__Task directions__. Among the entries, find the lines with the string "Question" and report them.

__The records__.
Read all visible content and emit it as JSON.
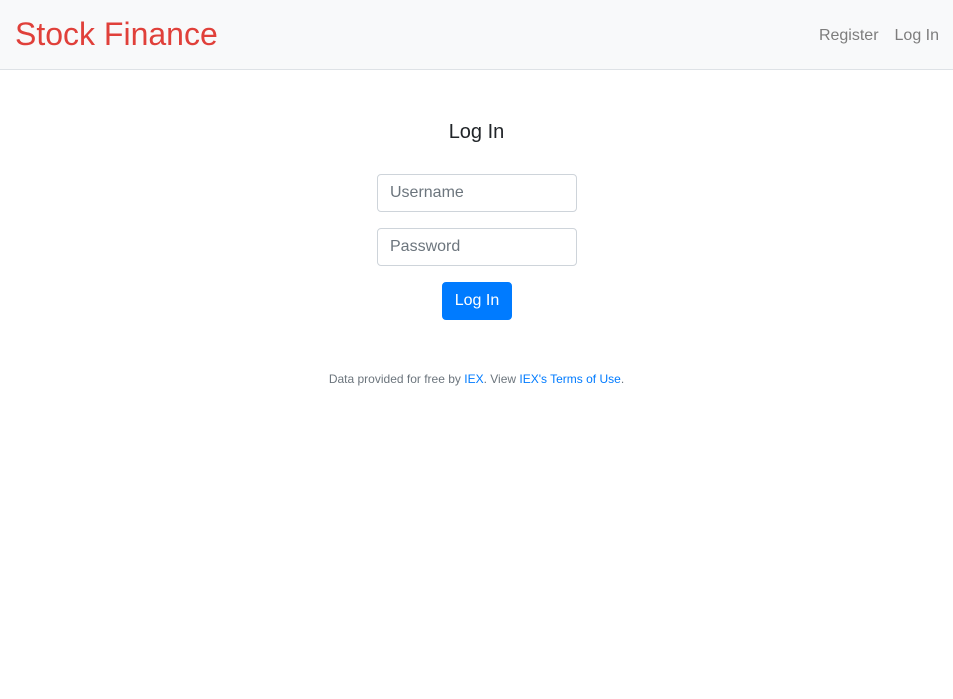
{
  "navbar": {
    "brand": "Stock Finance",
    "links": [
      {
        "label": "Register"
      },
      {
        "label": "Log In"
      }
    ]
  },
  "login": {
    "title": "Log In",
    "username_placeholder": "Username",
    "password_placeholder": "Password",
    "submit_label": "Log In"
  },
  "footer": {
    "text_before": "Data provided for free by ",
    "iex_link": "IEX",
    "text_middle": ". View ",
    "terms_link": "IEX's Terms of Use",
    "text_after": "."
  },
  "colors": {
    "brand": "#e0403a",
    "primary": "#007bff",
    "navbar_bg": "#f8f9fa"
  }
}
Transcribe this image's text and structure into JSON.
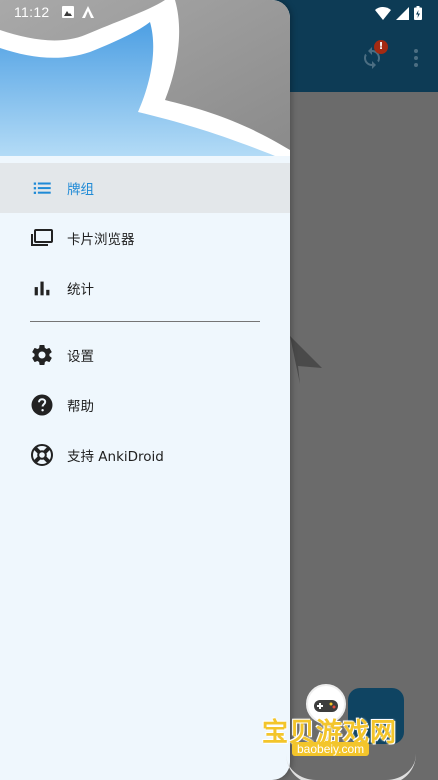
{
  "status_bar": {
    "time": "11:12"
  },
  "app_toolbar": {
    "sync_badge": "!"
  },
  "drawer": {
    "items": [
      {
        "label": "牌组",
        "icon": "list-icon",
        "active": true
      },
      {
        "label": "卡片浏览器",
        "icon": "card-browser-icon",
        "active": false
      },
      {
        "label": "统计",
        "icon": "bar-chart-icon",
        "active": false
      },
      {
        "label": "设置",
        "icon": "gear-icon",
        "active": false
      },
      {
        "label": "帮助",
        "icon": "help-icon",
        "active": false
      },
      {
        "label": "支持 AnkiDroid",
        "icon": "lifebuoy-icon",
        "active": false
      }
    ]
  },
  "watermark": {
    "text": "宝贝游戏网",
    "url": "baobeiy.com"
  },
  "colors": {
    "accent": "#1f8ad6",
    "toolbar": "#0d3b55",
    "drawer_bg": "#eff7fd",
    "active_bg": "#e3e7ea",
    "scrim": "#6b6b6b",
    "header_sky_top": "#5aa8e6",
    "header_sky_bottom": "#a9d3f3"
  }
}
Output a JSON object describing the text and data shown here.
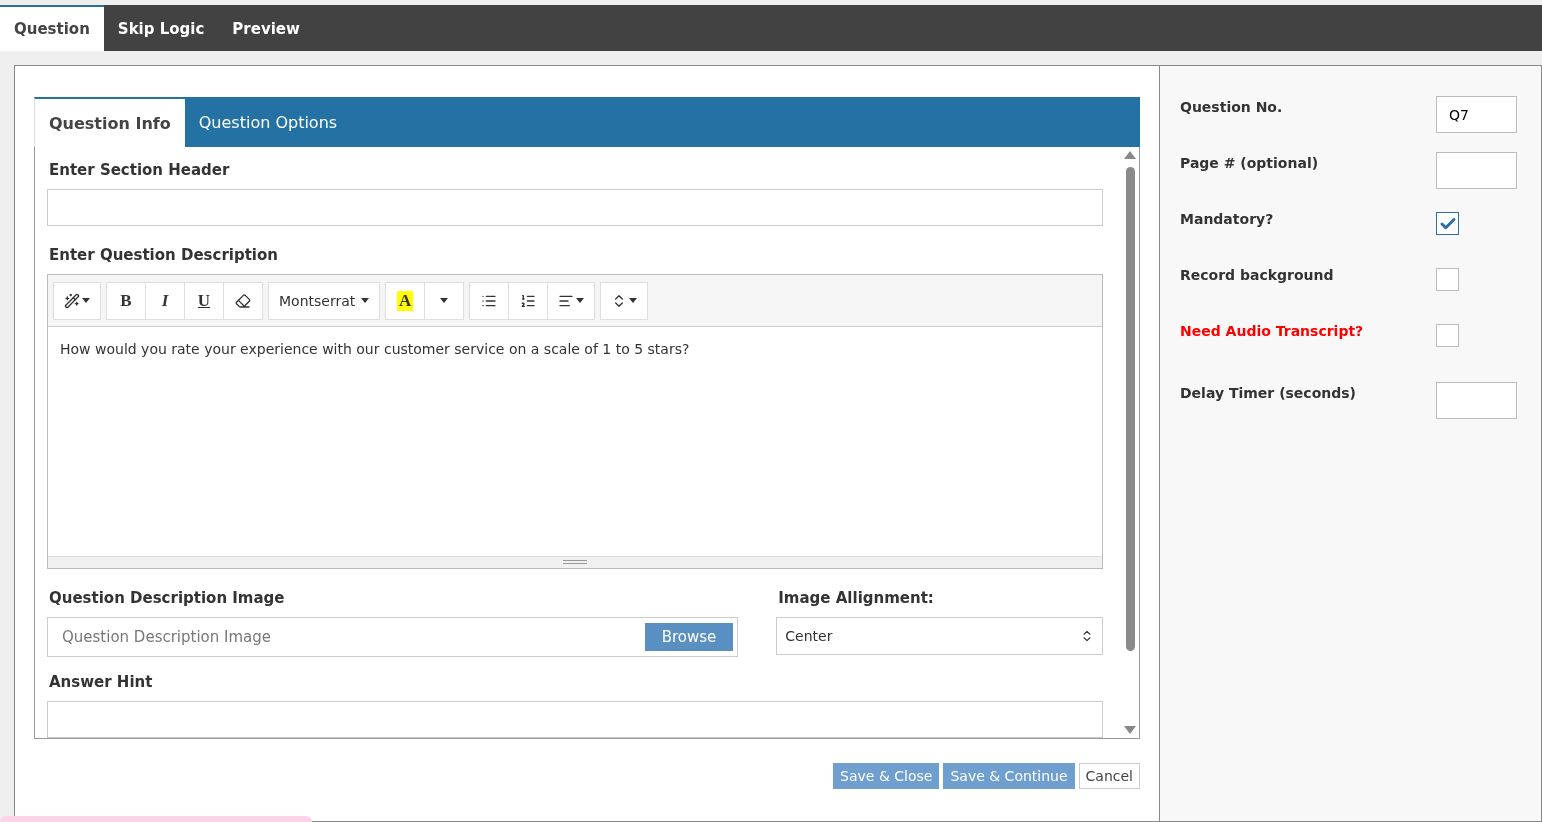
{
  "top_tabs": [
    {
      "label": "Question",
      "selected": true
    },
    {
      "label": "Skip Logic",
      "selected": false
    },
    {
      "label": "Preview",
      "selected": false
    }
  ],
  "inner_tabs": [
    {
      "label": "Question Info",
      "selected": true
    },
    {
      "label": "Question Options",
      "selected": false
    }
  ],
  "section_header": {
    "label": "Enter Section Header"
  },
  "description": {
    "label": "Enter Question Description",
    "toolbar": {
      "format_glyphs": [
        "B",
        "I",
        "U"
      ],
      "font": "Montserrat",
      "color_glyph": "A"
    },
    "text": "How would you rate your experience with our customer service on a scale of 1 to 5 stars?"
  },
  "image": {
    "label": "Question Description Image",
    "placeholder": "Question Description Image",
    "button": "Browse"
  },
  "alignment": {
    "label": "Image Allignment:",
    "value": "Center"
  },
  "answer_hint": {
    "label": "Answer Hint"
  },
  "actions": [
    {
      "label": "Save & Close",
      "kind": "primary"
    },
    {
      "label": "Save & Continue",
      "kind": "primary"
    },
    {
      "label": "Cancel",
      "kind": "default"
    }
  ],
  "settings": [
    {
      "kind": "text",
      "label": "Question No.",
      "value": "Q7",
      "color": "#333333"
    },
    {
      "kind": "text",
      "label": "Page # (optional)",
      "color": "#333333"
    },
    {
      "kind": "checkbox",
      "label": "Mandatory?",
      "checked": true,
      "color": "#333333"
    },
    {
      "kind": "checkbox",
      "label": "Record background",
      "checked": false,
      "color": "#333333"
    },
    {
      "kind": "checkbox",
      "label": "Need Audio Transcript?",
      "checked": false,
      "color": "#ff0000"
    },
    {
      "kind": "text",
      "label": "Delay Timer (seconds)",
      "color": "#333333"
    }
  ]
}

__Task solution__.
      "label": "Question",
      "label": "Question Info",
      "label": "Question Options",
    "label": "Enter Question Description",
    "label": "Question Description Image",
    "placeholder": "Question Description Image",
      "label": "Question No.",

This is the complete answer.